• Exercise
Copy all of the entries that follow, exactly.

• Data extracted from a collection
^^^^^^^^^^^^^^^^
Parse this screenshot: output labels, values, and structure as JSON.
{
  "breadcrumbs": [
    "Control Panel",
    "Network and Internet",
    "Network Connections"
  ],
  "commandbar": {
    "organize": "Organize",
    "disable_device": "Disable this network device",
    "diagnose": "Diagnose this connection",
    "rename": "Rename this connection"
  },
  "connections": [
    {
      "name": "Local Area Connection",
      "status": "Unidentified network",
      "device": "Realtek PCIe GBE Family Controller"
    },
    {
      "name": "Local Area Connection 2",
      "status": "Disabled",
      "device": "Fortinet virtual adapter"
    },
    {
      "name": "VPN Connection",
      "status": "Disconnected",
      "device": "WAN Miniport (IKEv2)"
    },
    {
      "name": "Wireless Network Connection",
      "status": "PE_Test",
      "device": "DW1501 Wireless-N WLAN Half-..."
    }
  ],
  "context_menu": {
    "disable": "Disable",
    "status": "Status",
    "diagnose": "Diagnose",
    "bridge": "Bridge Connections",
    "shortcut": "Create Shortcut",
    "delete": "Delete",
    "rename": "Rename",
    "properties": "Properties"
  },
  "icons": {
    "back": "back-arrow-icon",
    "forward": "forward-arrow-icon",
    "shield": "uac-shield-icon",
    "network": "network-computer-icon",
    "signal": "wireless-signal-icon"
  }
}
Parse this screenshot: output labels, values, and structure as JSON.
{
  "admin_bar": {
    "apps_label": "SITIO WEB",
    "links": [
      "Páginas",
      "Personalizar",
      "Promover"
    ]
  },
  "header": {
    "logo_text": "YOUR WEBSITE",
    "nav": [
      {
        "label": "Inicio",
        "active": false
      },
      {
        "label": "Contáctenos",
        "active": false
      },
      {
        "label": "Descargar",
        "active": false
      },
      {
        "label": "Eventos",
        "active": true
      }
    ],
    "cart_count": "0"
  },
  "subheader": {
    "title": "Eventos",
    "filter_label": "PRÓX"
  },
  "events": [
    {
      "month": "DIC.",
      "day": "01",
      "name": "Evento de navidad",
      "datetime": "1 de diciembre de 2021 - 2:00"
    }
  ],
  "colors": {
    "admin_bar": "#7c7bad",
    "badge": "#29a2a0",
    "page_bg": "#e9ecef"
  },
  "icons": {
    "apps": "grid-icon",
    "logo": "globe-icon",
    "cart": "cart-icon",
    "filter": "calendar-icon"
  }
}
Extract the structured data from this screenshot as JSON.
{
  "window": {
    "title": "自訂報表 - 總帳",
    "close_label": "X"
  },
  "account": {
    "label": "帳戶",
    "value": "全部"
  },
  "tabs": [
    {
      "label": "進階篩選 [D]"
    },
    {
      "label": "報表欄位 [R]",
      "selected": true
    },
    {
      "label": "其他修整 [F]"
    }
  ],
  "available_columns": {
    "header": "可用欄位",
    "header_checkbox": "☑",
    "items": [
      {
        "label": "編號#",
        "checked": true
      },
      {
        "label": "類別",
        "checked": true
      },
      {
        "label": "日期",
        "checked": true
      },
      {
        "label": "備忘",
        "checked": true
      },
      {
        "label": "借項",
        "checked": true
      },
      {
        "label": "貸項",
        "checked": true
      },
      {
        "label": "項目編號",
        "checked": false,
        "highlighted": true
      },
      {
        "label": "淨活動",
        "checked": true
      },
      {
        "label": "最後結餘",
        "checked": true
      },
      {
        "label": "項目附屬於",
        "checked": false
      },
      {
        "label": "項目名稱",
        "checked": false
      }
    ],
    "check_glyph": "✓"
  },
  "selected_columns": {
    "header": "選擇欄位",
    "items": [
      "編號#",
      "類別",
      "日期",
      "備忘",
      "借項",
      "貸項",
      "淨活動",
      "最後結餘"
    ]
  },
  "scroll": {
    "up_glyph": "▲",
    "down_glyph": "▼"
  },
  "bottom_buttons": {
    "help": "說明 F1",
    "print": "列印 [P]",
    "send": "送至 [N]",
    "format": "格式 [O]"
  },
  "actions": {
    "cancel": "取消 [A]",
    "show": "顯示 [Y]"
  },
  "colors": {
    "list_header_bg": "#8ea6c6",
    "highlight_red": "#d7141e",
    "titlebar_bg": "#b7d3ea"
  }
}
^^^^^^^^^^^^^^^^
• Response area
Parse this screenshot: output labels, values, and structure as JSON.
{
  "breadcrumbs": [
    "Control Panel",
    "Network and Internet",
    "Network Connections"
  ],
  "commandbar": {
    "organize": "Organize",
    "disable_device": "Disable this network device",
    "diagnose": "Diagnose this connection",
    "rename": "Rename this connection"
  },
  "connections": [
    {
      "name": "Local Area Connection",
      "status": "Unidentified network",
      "device": "Realtek PCIe GBE Family Controller"
    },
    {
      "name": "Local Area Connection 2",
      "status": "Disabled",
      "device": "Fortinet virtual adapter"
    },
    {
      "name": "VPN Connection",
      "status": "Disconnected",
      "device": "WAN Miniport (IKEv2)"
    },
    {
      "name": "Wireless Network Connection",
      "status": "PE_Test",
      "device": "DW1501 Wireless-N WLAN Half-..."
    }
  ],
  "context_menu": {
    "disable": "Disable",
    "status": "Status",
    "diagnose": "Diagnose",
    "bridge": "Bridge Connections",
    "shortcut": "Create Shortcut",
    "delete": "Delete",
    "rename": "Rename",
    "properties": "Properties"
  },
  "icons": {
    "back": "back-arrow-icon",
    "forward": "forward-arrow-icon",
    "shield": "uac-shield-icon",
    "network": "network-computer-icon",
    "signal": "wireless-signal-icon"
  }
}
Parse this screenshot: output labels, values, and structure as JSON.
{
  "admin_bar": {
    "apps_label": "SITIO WEB",
    "links": [
      "Páginas",
      "Personalizar",
      "Promover"
    ]
  },
  "header": {
    "logo_text": "YOUR WEBSITE",
    "nav": [
      {
        "label": "Inicio",
        "active": false
      },
      {
        "label": "Contáctenos",
        "active": false
      },
      {
        "label": "Descargar",
        "active": false
      },
      {
        "label": "Eventos",
        "active": true
      }
    ],
    "cart_count": "0"
  },
  "subheader": {
    "title": "Eventos",
    "filter_label": "PRÓX"
  },
  "events": [
    {
      "month": "DIC.",
      "day": "01",
      "name": "Evento de navidad",
      "datetime": "1 de diciembre de 2021 - 2:00"
    }
  ],
  "colors": {
    "admin_bar": "#7c7bad",
    "badge": "#29a2a0",
    "page_bg": "#e9ecef"
  },
  "icons": {
    "apps": "grid-icon",
    "logo": "globe-icon",
    "cart": "cart-icon",
    "filter": "calendar-icon"
  }
}
Extract the structured data from this screenshot as JSON.
{
  "window": {
    "title": "自訂報表 - 總帳",
    "close_label": "X"
  },
  "account": {
    "label": "帳戶",
    "value": "全部"
  },
  "tabs": [
    {
      "label": "進階篩選 [D]"
    },
    {
      "label": "報表欄位 [R]",
      "selected": true
    },
    {
      "label": "其他修整 [F]"
    }
  ],
  "available_columns": {
    "header": "可用欄位",
    "header_checkbox": "☑",
    "items": [
      {
        "label": "編號#",
        "checked": true
      },
      {
        "label": "類別",
        "checked": true
      },
      {
        "label": "日期",
        "checked": true
      },
      {
        "label": "備忘",
        "checked": true
      },
      {
        "label": "借項",
        "checked": true
      },
      {
        "label": "貸項",
        "checked": true
      },
      {
        "label": "項目編號",
        "checked": false,
        "highlighted": true
      },
      {
        "label": "淨活動",
        "checked": true
      },
      {
        "label": "最後結餘",
        "checked": true
      },
      {
        "label": "項目附屬於",
        "checked": false
      },
      {
        "label": "項目名稱",
        "checked": false
      }
    ],
    "check_glyph": "✓"
  },
  "selected_columns": {
    "header": "選擇欄位",
    "items": [
      "編號#",
      "類別",
      "日期",
      "備忘",
      "借項",
      "貸項",
      "淨活動",
      "最後結餘"
    ]
  },
  "scroll": {
    "up_glyph": "▲",
    "down_glyph": "▼"
  },
  "bottom_buttons": {
    "help": "說明 F1",
    "print": "列印 [P]",
    "send": "送至 [N]",
    "format": "格式 [O]"
  },
  "actions": {
    "cancel": "取消 [A]",
    "show": "顯示 [Y]"
  },
  "colors": {
    "list_header_bg": "#8ea6c6",
    "highlight_red": "#d7141e",
    "titlebar_bg": "#b7d3ea"
  }
}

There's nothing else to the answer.